What to produce: Output every entry verbatim.

-------- Supplied material

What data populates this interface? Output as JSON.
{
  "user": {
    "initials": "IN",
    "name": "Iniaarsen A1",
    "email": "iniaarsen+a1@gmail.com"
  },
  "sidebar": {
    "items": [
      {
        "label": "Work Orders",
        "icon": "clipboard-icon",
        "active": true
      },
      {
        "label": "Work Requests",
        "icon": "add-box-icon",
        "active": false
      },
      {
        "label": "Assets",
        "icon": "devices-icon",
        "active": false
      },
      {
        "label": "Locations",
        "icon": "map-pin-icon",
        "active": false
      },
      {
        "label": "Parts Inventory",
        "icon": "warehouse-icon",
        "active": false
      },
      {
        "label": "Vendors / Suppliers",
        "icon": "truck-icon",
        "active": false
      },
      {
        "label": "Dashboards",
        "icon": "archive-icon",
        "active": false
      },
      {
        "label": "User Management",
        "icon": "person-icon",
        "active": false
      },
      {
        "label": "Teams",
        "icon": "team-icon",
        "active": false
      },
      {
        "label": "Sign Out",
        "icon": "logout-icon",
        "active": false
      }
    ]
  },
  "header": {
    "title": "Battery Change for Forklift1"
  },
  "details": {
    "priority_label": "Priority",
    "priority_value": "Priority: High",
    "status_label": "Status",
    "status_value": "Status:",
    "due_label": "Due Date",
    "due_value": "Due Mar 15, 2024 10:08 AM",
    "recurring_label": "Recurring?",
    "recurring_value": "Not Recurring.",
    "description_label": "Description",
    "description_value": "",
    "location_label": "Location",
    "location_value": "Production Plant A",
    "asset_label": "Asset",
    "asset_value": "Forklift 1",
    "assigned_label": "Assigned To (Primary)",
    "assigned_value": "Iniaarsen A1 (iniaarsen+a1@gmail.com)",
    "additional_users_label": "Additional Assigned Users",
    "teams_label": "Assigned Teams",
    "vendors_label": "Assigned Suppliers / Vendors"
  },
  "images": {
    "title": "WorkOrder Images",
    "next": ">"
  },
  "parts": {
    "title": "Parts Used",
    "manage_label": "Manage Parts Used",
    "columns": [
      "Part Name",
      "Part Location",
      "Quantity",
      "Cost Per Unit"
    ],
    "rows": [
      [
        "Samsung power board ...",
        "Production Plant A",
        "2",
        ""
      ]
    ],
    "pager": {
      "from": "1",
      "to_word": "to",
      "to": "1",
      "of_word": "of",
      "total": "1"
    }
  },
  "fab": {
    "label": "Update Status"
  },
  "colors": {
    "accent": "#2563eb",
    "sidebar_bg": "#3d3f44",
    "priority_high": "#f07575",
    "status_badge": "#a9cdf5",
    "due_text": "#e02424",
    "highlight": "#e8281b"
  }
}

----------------

Result of this task:
What data populates this interface? Output as JSON.
{
  "user": {
    "initials": "IN",
    "name": "Iniaarsen A1",
    "email": "iniaarsen+a1@gmail.com"
  },
  "sidebar": {
    "items": [
      {
        "label": "Work Orders",
        "icon": "clipboard-icon",
        "active": true
      },
      {
        "label": "Work Requests",
        "icon": "add-box-icon",
        "active": false
      },
      {
        "label": "Assets",
        "icon": "devices-icon",
        "active": false
      },
      {
        "label": "Locations",
        "icon": "map-pin-icon",
        "active": false
      },
      {
        "label": "Parts Inventory",
        "icon": "warehouse-icon",
        "active": false
      },
      {
        "label": "Vendors / Suppliers",
        "icon": "truck-icon",
        "active": false
      },
      {
        "label": "Dashboards",
        "icon": "archive-icon",
        "active": false
      },
      {
        "label": "User Management",
        "icon": "person-icon",
        "active": false
      },
      {
        "label": "Teams",
        "icon": "team-icon",
        "active": false
      },
      {
        "label": "Sign Out",
        "icon": "logout-icon",
        "active": false
      }
    ]
  },
  "header": {
    "title": "Battery Change for Forklift1"
  },
  "details": {
    "priority_label": "Priority",
    "priority_value": "Priority: High",
    "status_label": "Status",
    "status_value": "Status:",
    "due_label": "Due Date",
    "due_value": "Due Mar 15, 2024 10:08 AM",
    "recurring_label": "Recurring?",
    "recurring_value": "Not Recurring.",
    "description_label": "Description",
    "description_value": "",
    "location_label": "Location",
    "location_value": "Production Plant A",
    "asset_label": "Asset",
    "asset_value": "Forklift 1",
    "assigned_label": "Assigned To (Primary)",
    "assigned_value": "Iniaarsen A1 (iniaarsen+a1@gmail.com)",
    "additional_users_label": "Additional Assigned Users",
    "teams_label": "Assigned Teams",
    "vendors_label": "Assigned Suppliers / Vendors"
  },
  "images": {
    "title": "WorkOrder Images",
    "next": ">"
  },
  "parts": {
    "title": "Parts Used",
    "manage_label": "Manage Parts Used",
    "columns": [
      "Part Name",
      "Part Location",
      "Quantity",
      "Cost Per Unit"
    ],
    "rows": [
      [
        "Samsung power board ...",
        "Production Plant A",
        "2",
        ""
      ]
    ],
    "pager": {
      "from": "1",
      "to_word": "to",
      "to": "1",
      "of_word": "of",
      "total": "1"
    }
  },
  "fab": {
    "label": "Update Status"
  },
  "colors": {
    "accent": "#2563eb",
    "sidebar_bg": "#3d3f44",
    "priority_high": "#f07575",
    "status_badge": "#a9cdf5",
    "due_text": "#e02424",
    "highlight": "#e8281b"
  }
}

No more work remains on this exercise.